ALHAMDULILLAH (Praise be to God), tomorrow, Malaysians will cast their votes in the 14th General Election.
Many are raring to go and vote after campaigning.
Numerous issues have been raised in the campaign. One that is debated is the Goods and Services Tax (GST).
Allow me to touch on points related to GST, which was introduced three years ago.
THE six per cent GST replaces the 10 per cent Sales Tax and six per cent Services Tax. GST is not an additional tax;
THE six per cent rate is the lowest in Asean and among the lowest in the world.
A total of 160 countries have implemented GST, or Value Added Tax. For example, the rate in Singapore is seven per cent; Indonesia, 10 per cent; Vietnam, 10 per cent; and, the Philippines, 12 per cent.

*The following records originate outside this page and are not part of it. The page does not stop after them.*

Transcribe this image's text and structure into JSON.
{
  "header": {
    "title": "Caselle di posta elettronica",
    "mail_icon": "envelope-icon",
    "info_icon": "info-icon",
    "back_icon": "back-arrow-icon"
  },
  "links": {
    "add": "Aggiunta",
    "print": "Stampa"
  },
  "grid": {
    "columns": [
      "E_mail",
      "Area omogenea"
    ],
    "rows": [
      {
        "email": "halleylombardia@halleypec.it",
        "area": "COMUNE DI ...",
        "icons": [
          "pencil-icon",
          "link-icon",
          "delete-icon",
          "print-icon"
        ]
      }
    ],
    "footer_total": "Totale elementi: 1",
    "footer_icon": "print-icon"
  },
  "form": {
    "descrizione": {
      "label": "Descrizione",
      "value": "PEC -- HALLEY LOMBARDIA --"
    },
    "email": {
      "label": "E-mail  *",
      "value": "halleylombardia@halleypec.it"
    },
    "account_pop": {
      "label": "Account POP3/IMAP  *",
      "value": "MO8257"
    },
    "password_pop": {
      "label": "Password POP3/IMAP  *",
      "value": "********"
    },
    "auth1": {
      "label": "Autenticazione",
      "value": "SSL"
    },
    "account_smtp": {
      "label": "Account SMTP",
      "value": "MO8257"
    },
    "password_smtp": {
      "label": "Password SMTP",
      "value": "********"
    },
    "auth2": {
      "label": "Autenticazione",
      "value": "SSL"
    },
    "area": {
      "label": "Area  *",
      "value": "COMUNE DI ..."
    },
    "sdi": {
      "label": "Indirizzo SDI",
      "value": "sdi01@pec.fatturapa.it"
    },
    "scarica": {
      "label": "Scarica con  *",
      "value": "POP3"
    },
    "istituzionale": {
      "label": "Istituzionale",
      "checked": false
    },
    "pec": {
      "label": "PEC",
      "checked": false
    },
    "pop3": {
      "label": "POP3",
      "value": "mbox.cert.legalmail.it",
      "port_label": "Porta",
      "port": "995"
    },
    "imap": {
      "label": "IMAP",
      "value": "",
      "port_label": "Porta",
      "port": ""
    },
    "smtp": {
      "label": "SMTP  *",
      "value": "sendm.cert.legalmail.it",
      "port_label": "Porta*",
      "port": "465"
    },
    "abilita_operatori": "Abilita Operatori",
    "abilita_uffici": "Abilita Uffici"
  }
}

In Australia, it is 10 per cent, while in the United Kingdom, it is at 20 per cent;
TO cushion the impact of the rising cost of goods on people, the government has expanded the list of essential items, such as certain foods, medicines, books and RON95 petrol and diesel, which are zero-rated.

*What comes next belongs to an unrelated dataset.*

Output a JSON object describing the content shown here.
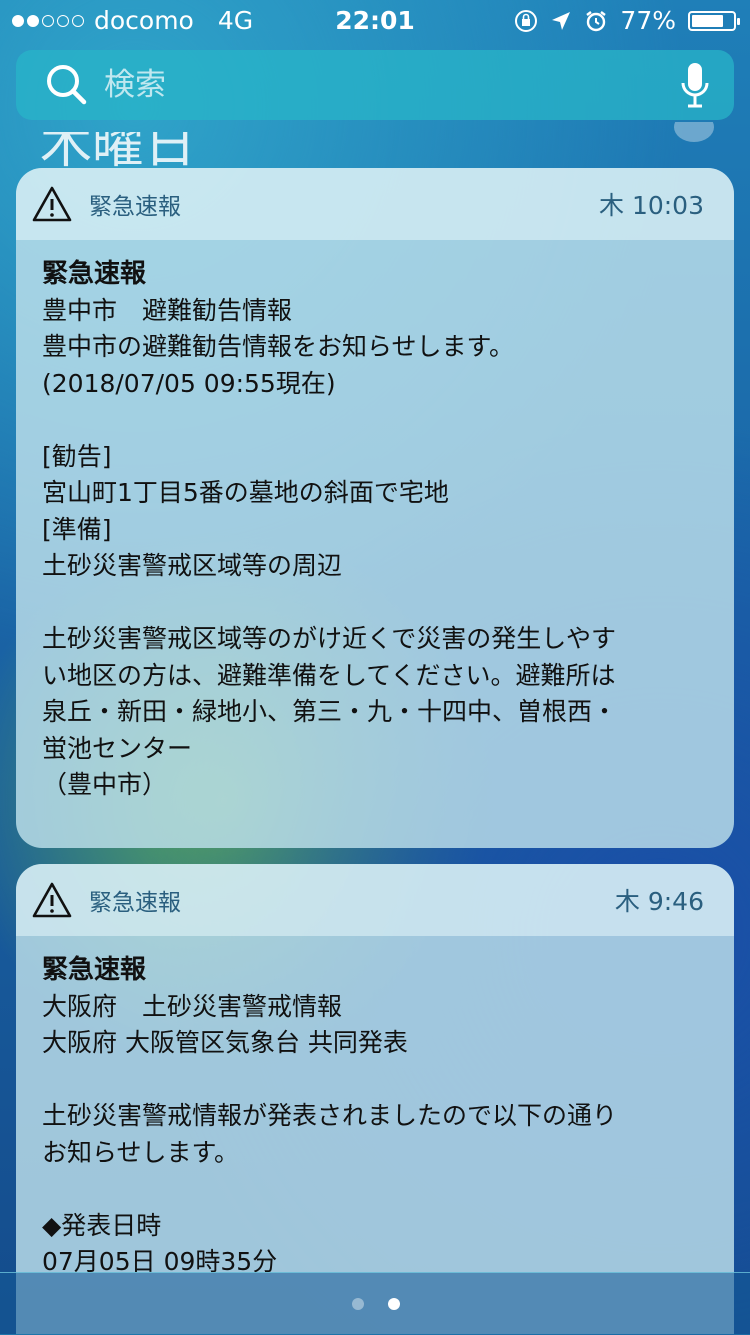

When GST was announced in the 2014 Budget, the government announced offset measures, such as the reduction of personal income tax; reduction of corporate income tax; and, reduction of small- and medium-scale enterprises tax.
The 1Malaysia People’s Aid (BR1M) for households with a monthly income of RM3,000 and below was increased from RM500 to RM650, while households with a monthly income of RM3,000 to RM4,000 received RM450 for the first time.
In the 2015 Budget, the payout was raised for both categories to RM950 and RM750, respectively.
For unmarried Malaysians who earned RM2,000 and below, the payment was increased to RM350; and,
THE goal of GST is to widen the tax base. It is a consumption tax, which means only those with a higher income level are affected.
By increasing government revenue, we can not only reduce the fiscal deficit, but also carry out more development projects.
This includes the construction of the Pan-Borneo Highway, which is in full swing and expected to be completed by 2022.
There have been calls for GST to be abolished and SST reinstated. This is regressive and could endanger the economy.
This is because the GST collection last year was RM42 billion and is expected to increase to RM44 billion this year.
In comparison, SST collected only RM17 billion in 2014. If GST were abolished, there would be a revenue gap of RM27 billion.
The government would have to raise the income tax rates, introduce a new taxation system, reduce spending, delay projects, and raise the fiscal deficit to three and five per cent.
All these options are risky as it can affect the capital market and result in the country’s international credit rating going down from A3/A- to BBB. This will affect borrowing costs and place the economy in jeopardy.
As the polls are tomorrow, I urge my friends to do these:
GO out to vote as early as possible;
DO not allow political views to split or divide families;
ACCEPT decisions with an open heart, tighten our bonds and unite for the sake of developing the country; and,
PLAY our roles and adopt a positive attitude by embodying and practising the principles of Rukun Negara.
ABDUL WAHID OMAR